◆ What you have to do ◆
List all the lines in these records that hold "point".

··· Recorded data ···

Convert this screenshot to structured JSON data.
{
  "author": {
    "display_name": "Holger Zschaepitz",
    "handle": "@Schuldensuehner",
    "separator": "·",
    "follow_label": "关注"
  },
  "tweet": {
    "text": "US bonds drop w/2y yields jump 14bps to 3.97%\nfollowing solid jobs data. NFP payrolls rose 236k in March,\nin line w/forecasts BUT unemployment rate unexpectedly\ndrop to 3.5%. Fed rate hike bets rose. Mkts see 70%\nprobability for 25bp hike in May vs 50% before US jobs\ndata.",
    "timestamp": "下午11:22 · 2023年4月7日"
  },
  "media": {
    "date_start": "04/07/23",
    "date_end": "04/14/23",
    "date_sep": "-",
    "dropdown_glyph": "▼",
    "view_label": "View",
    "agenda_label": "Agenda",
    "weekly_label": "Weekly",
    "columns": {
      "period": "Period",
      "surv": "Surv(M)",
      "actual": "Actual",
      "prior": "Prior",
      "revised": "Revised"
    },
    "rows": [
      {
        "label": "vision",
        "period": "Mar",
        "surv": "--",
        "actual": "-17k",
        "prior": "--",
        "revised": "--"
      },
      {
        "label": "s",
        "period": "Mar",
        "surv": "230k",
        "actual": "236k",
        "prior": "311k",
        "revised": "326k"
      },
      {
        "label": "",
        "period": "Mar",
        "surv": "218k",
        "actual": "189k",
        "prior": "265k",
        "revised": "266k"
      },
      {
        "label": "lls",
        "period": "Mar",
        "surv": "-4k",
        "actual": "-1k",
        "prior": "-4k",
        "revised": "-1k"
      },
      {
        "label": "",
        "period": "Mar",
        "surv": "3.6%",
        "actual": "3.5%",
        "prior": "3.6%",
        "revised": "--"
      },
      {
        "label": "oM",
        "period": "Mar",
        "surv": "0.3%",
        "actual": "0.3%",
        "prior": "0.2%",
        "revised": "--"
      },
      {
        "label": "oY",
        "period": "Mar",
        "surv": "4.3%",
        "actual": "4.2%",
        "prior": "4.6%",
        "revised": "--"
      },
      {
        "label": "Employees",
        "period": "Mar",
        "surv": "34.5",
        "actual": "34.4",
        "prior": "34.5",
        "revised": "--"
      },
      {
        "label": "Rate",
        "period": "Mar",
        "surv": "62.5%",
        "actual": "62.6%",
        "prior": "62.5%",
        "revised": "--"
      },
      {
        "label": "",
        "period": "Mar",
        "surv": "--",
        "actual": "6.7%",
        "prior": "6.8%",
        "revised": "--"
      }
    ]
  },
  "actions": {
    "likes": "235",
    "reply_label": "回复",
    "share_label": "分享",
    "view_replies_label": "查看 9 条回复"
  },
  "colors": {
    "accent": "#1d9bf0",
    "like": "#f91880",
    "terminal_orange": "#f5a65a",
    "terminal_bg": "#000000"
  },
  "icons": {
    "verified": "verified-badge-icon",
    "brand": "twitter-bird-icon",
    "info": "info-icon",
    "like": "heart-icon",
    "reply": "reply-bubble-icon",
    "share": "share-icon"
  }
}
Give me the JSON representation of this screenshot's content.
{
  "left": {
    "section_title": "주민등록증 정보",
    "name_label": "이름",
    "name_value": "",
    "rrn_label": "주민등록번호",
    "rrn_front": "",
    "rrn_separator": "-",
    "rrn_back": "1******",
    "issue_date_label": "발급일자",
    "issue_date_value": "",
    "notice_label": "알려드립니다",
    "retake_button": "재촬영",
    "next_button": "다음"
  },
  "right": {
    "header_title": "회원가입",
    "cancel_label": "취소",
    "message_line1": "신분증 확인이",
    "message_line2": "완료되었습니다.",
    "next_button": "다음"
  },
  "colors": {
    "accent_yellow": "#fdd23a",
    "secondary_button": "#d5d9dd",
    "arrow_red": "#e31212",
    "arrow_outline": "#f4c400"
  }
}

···
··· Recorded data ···

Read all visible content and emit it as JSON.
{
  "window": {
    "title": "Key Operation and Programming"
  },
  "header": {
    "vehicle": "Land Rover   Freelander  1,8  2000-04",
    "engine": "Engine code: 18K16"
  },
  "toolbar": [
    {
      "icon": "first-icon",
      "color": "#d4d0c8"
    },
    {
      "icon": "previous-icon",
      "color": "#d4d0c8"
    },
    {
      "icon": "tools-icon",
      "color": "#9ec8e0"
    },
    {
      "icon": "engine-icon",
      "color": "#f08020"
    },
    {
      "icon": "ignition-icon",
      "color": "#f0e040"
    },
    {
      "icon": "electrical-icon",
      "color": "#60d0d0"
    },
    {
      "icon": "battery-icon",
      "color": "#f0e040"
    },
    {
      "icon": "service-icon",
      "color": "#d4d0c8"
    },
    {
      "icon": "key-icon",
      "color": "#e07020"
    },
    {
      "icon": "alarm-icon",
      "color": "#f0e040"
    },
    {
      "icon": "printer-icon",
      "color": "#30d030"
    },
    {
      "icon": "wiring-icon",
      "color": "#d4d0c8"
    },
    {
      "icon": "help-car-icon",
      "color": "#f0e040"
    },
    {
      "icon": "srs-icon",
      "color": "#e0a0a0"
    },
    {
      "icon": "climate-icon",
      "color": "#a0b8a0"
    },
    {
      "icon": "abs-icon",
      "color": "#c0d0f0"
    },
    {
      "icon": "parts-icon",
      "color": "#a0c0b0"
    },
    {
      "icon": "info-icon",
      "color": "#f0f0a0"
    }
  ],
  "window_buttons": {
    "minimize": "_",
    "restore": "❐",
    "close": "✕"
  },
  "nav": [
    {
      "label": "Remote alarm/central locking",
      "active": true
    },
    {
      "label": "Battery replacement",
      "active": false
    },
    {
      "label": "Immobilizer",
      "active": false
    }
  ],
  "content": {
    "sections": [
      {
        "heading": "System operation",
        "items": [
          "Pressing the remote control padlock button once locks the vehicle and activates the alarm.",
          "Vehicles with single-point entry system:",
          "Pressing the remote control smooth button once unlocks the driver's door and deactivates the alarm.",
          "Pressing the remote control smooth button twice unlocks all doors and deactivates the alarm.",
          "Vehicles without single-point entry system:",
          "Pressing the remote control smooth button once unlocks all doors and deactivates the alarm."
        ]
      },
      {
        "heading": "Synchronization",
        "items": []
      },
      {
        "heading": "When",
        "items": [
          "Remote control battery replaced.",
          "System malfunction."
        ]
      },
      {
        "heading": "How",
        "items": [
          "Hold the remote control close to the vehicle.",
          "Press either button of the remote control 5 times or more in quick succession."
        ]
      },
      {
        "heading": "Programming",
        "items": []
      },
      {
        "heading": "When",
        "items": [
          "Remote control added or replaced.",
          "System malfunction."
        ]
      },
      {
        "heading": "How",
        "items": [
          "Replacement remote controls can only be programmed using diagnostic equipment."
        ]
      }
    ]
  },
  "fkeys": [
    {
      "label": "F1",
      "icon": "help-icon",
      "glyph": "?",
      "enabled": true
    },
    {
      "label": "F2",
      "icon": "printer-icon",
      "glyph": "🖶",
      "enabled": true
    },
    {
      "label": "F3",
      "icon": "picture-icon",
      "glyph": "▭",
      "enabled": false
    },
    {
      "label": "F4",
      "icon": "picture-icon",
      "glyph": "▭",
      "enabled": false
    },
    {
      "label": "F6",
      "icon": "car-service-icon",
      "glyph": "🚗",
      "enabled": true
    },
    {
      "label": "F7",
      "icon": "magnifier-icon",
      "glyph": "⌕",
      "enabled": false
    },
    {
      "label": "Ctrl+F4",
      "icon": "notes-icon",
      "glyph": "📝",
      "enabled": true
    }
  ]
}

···

◆ Task result ◆
          "Vehicles with single-point entry system:",
          "Vehicles without single-point entry system:",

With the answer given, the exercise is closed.